▼
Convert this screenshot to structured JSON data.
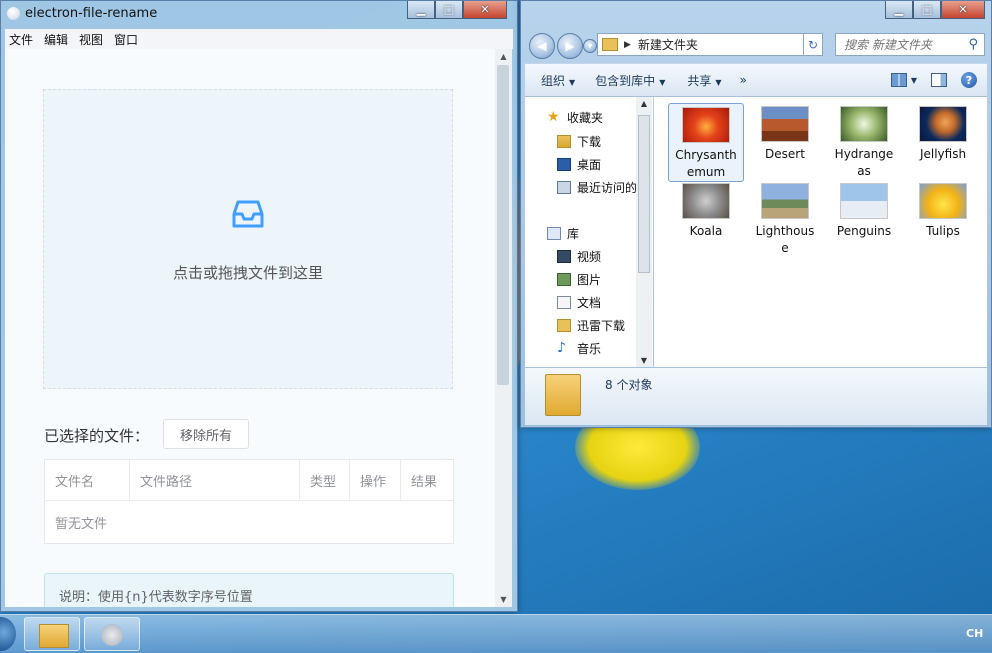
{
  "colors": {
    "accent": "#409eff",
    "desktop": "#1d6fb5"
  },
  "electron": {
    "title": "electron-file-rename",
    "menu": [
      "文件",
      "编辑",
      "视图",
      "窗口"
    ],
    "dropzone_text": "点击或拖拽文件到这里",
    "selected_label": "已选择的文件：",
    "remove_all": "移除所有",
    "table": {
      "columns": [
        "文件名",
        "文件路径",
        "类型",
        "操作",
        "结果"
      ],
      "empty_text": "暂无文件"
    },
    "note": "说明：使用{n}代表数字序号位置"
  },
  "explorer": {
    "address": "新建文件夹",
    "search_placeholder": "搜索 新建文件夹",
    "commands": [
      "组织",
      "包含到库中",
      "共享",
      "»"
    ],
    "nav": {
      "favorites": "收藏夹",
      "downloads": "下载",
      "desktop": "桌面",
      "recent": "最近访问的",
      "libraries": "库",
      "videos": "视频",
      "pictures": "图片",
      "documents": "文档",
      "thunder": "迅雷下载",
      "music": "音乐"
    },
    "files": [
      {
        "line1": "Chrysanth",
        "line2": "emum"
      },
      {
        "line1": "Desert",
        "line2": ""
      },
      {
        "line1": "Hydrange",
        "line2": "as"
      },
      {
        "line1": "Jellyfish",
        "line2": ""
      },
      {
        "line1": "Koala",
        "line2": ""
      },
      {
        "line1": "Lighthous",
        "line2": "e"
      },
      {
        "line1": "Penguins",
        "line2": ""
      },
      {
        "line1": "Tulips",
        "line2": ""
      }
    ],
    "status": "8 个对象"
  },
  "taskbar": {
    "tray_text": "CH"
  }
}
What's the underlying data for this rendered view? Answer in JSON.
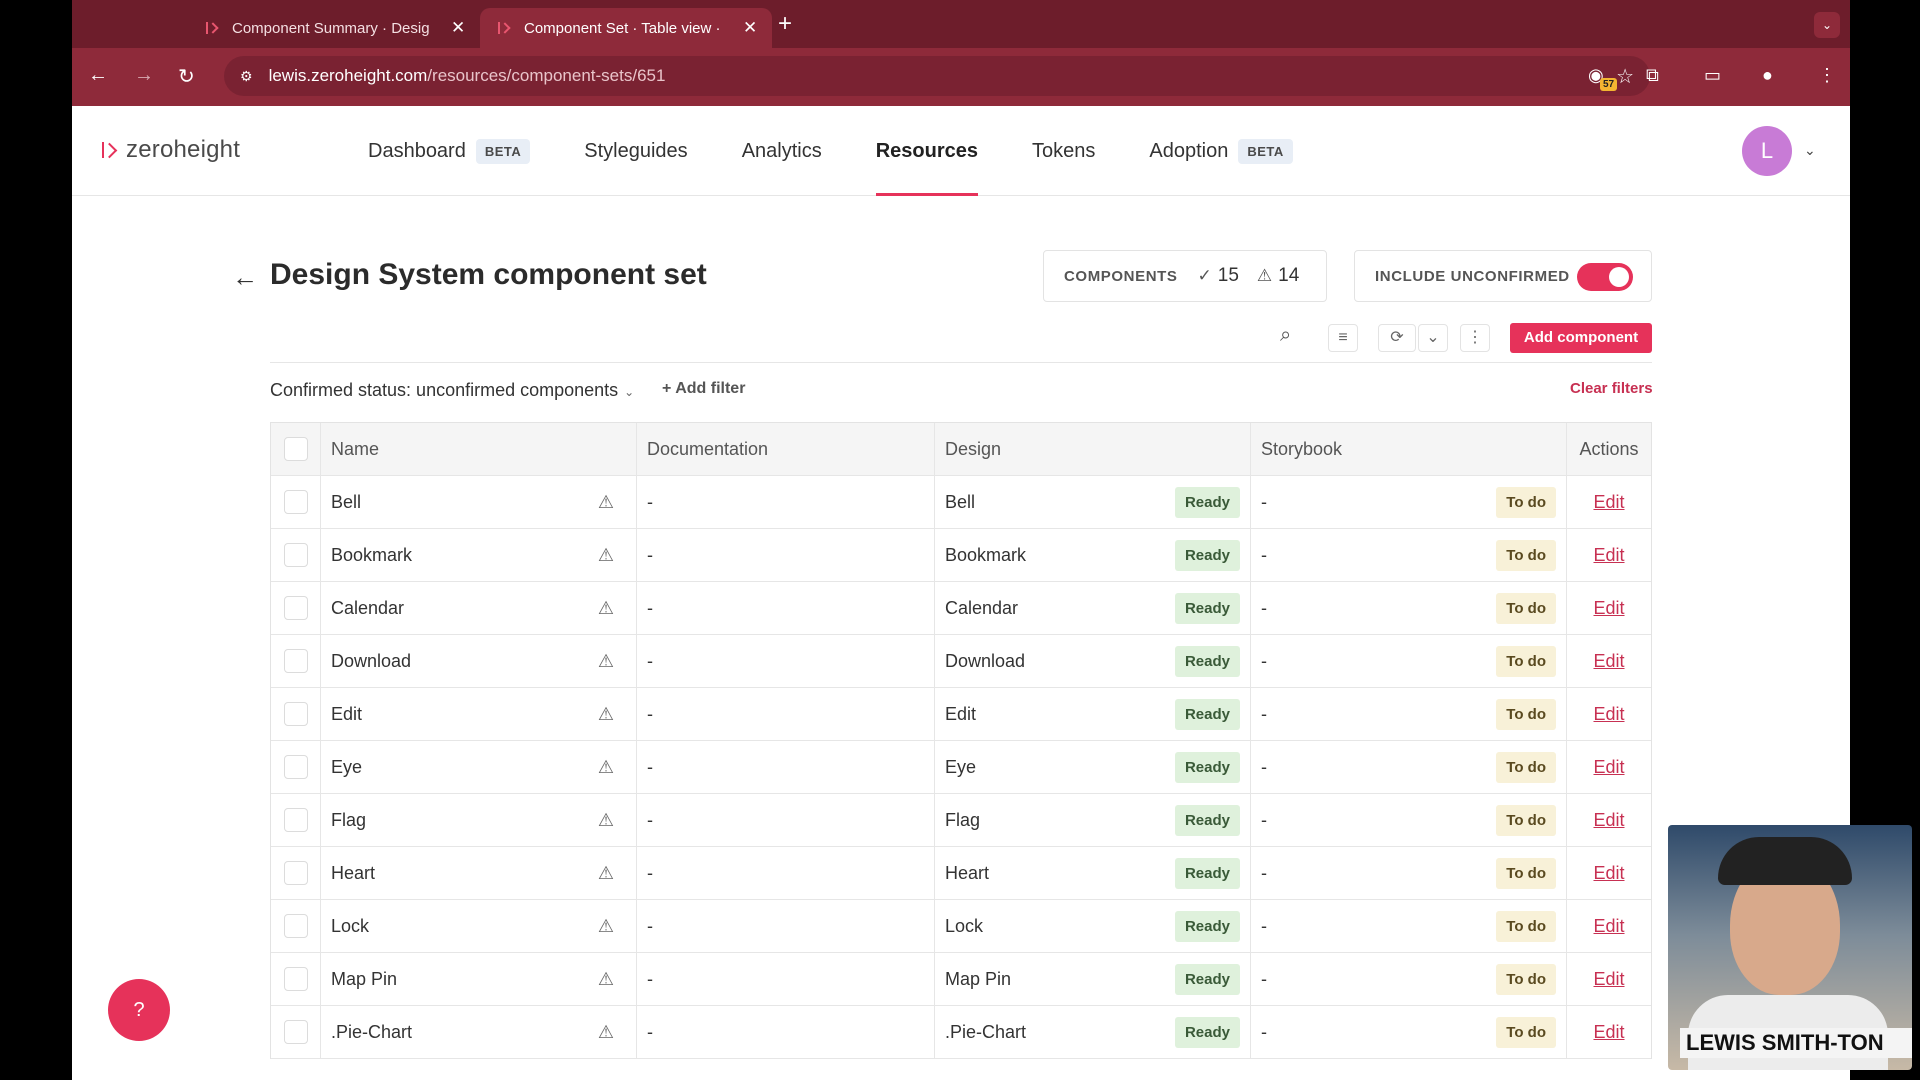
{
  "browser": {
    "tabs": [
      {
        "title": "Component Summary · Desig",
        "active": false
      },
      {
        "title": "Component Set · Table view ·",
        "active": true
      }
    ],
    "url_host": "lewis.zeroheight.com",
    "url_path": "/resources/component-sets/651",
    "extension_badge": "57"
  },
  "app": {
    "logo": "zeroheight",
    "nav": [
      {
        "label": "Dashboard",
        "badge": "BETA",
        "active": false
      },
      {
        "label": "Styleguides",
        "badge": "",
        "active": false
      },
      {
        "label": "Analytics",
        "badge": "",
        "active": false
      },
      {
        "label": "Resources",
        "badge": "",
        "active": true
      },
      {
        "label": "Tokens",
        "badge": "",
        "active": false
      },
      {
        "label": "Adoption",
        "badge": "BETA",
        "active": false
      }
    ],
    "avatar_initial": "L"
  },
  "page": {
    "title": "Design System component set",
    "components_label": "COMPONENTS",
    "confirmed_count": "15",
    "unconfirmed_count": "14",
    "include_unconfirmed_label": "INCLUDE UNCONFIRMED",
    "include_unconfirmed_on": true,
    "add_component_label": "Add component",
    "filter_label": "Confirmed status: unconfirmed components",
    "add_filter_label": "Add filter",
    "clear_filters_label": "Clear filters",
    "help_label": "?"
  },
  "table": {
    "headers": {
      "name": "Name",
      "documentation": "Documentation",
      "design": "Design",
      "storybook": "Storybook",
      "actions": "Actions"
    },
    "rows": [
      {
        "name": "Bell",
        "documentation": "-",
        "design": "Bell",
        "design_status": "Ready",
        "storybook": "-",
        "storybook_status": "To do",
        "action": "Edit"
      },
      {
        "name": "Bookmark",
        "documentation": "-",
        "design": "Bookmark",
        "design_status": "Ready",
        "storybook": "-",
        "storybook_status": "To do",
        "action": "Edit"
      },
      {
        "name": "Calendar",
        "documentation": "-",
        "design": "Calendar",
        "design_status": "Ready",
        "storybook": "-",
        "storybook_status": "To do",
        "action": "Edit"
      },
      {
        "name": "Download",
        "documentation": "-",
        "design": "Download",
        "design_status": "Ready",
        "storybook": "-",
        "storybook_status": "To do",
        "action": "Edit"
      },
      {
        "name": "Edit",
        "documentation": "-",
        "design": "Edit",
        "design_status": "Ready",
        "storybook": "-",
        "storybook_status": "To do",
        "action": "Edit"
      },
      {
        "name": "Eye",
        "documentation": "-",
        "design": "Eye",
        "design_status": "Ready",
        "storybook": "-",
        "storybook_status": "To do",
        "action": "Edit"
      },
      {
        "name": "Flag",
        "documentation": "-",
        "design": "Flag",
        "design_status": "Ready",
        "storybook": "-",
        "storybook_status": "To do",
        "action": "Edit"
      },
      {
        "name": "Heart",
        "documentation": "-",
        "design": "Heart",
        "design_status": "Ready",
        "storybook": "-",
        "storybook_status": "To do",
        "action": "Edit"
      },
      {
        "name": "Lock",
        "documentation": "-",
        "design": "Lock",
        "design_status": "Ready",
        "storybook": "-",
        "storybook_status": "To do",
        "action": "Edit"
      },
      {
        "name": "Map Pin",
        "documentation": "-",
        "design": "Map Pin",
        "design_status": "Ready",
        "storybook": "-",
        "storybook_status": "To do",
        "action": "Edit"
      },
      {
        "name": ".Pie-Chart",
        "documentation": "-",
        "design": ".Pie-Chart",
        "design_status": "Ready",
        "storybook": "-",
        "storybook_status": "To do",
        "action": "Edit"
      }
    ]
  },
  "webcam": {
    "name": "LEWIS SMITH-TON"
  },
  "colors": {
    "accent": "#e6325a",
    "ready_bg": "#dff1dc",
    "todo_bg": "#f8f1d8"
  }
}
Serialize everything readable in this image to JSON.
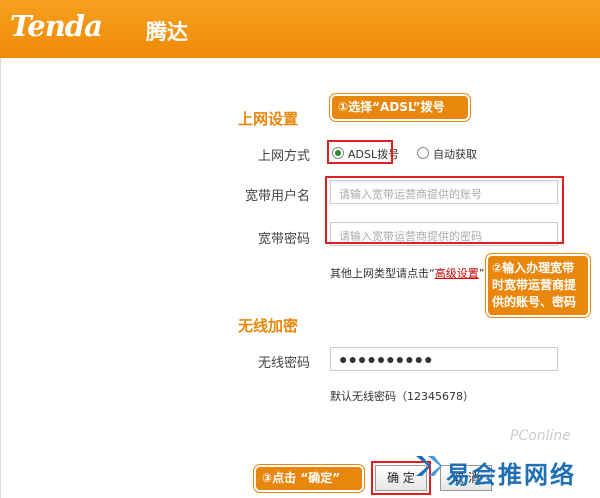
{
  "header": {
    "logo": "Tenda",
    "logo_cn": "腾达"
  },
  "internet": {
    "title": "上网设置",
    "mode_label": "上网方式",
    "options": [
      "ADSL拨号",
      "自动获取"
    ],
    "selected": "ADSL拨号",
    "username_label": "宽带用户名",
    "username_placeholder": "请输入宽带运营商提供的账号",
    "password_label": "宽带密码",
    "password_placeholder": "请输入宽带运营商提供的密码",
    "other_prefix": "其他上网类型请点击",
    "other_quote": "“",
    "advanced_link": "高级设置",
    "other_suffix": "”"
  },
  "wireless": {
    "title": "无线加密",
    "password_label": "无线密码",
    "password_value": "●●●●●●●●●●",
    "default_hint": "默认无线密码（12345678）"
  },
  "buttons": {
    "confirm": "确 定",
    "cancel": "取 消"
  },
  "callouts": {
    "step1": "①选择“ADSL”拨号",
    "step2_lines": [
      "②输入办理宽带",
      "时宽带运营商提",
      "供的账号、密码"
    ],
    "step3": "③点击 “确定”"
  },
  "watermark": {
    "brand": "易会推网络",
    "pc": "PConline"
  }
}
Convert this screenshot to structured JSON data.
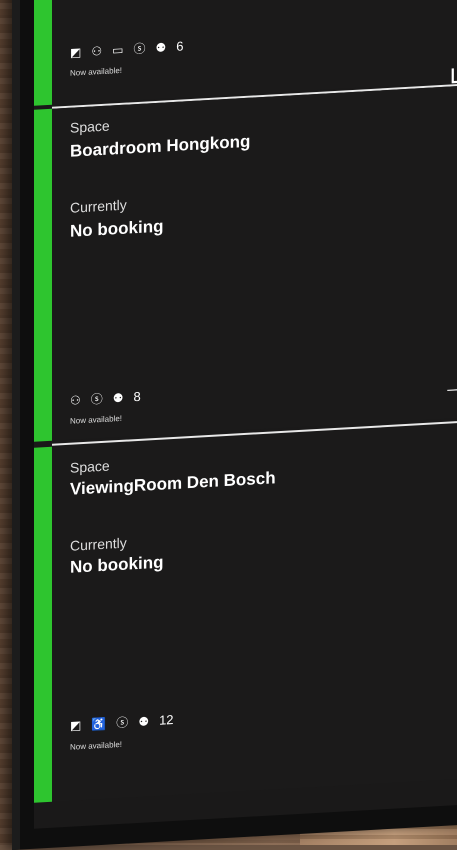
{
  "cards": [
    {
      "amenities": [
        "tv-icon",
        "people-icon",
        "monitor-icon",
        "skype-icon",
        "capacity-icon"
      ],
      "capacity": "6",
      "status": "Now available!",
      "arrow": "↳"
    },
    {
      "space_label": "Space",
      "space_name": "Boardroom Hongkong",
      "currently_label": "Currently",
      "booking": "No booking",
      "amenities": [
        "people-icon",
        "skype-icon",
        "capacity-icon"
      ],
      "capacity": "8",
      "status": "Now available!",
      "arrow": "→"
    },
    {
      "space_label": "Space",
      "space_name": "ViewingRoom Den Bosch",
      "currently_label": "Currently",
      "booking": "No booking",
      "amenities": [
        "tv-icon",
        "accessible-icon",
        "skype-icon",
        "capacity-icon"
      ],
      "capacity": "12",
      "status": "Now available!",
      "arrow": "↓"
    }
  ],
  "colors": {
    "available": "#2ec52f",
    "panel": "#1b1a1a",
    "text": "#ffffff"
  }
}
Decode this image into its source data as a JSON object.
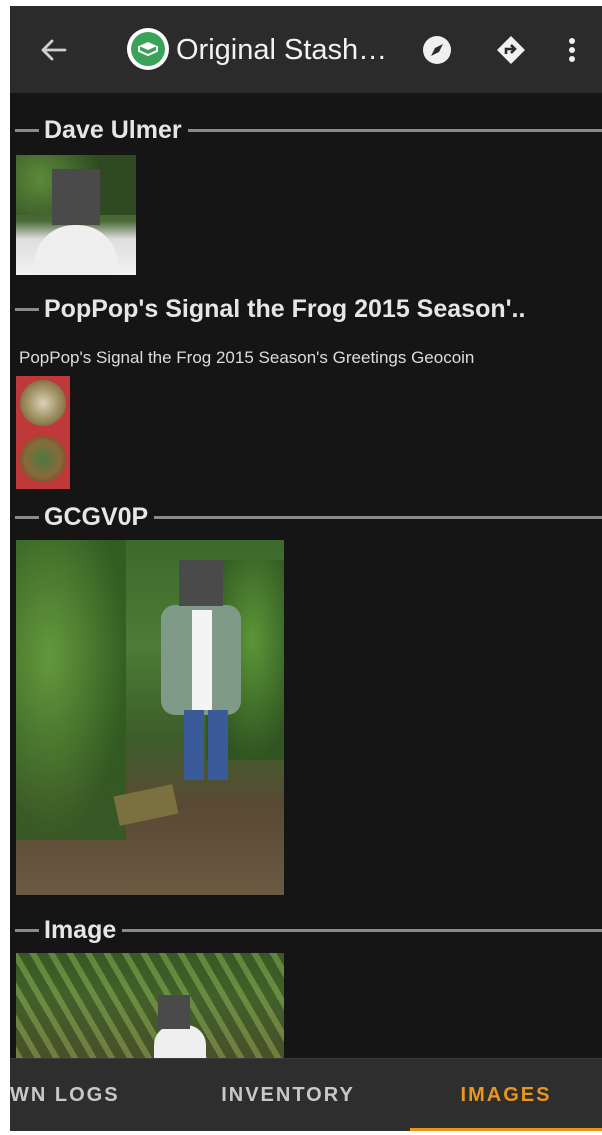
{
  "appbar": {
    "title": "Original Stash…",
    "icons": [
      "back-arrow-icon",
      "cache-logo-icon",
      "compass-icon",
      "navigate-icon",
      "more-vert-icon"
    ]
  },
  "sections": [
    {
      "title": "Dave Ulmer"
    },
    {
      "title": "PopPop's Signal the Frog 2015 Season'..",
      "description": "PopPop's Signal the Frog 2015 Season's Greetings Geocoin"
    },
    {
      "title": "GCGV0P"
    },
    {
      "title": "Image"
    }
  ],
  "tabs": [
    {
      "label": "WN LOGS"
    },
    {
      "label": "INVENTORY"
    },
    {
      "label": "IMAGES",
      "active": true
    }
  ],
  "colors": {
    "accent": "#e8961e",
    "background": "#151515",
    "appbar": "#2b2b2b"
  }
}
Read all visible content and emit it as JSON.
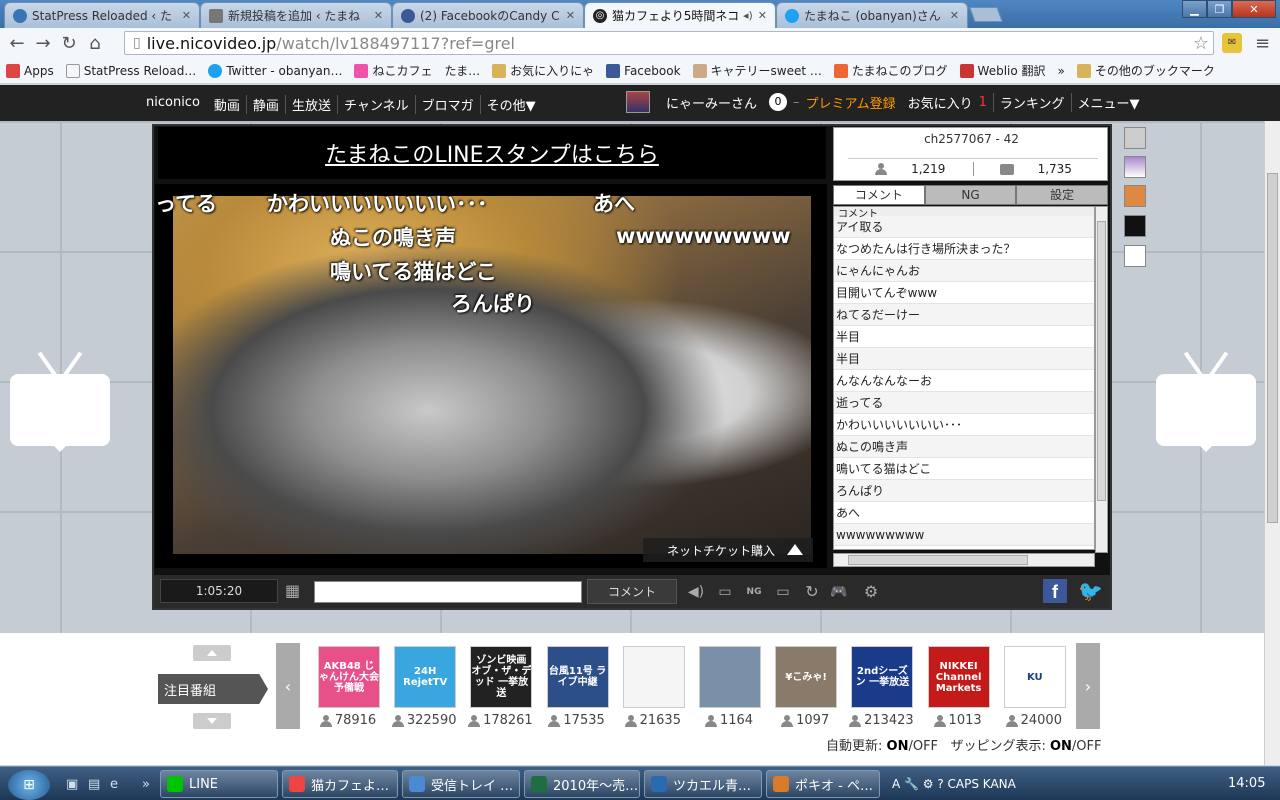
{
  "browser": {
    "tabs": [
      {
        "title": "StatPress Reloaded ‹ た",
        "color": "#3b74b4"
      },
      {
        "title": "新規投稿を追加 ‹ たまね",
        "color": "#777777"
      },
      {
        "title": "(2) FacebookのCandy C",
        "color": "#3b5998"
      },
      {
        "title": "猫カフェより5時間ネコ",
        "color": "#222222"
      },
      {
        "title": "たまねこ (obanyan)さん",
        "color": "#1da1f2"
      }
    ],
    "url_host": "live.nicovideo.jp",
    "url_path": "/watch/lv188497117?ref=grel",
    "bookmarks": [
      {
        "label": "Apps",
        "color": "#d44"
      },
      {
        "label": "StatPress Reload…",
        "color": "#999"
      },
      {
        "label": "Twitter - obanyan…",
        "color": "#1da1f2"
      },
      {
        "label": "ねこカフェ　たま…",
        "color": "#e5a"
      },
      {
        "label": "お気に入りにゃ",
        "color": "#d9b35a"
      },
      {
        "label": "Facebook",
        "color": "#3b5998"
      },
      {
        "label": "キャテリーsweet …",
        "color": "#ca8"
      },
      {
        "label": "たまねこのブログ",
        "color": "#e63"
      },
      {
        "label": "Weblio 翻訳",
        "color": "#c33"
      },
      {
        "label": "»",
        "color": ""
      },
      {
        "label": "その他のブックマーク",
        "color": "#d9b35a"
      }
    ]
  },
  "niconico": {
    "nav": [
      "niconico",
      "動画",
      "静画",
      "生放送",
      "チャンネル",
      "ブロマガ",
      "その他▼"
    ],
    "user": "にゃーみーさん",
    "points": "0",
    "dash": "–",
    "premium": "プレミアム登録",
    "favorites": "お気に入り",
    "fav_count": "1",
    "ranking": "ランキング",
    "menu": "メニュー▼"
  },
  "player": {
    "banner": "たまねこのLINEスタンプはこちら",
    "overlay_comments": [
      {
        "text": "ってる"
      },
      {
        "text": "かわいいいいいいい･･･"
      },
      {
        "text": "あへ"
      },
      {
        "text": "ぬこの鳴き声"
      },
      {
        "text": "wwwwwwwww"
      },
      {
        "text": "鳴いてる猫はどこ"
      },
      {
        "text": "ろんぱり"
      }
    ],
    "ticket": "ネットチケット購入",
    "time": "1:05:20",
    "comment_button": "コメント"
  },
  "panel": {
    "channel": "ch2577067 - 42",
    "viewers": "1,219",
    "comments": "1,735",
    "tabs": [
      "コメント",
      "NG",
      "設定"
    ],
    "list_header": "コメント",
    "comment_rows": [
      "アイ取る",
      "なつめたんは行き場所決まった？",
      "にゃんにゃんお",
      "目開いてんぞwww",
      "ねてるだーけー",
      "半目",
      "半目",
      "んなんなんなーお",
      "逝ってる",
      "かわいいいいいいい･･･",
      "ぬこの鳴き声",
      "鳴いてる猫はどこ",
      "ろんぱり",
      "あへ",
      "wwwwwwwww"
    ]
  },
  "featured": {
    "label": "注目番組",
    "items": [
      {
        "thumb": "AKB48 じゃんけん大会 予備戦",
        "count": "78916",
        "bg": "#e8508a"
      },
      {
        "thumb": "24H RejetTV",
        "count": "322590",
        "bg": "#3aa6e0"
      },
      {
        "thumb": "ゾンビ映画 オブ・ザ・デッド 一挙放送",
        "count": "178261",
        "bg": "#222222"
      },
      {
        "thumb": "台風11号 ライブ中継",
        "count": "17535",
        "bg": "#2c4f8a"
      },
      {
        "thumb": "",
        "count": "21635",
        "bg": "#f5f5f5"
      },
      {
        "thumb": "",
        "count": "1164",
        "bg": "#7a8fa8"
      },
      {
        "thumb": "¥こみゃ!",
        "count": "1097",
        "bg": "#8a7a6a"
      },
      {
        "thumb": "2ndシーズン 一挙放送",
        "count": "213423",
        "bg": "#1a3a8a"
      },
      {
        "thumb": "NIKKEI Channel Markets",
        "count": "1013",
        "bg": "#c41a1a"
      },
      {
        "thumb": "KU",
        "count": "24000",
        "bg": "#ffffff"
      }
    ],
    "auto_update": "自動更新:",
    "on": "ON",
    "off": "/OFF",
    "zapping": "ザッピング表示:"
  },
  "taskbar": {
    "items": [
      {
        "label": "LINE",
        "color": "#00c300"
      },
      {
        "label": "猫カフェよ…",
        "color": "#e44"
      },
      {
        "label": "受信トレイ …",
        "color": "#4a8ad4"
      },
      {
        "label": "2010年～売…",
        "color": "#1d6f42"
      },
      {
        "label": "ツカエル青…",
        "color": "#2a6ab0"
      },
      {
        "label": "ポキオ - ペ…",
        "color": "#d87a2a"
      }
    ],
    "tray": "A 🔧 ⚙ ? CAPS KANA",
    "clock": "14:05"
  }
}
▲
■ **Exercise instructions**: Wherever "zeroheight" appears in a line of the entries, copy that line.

■ **Solution to this exercise**:
    "url_host": "lewis.zeroheight.com",
    "logo": "zeroheight",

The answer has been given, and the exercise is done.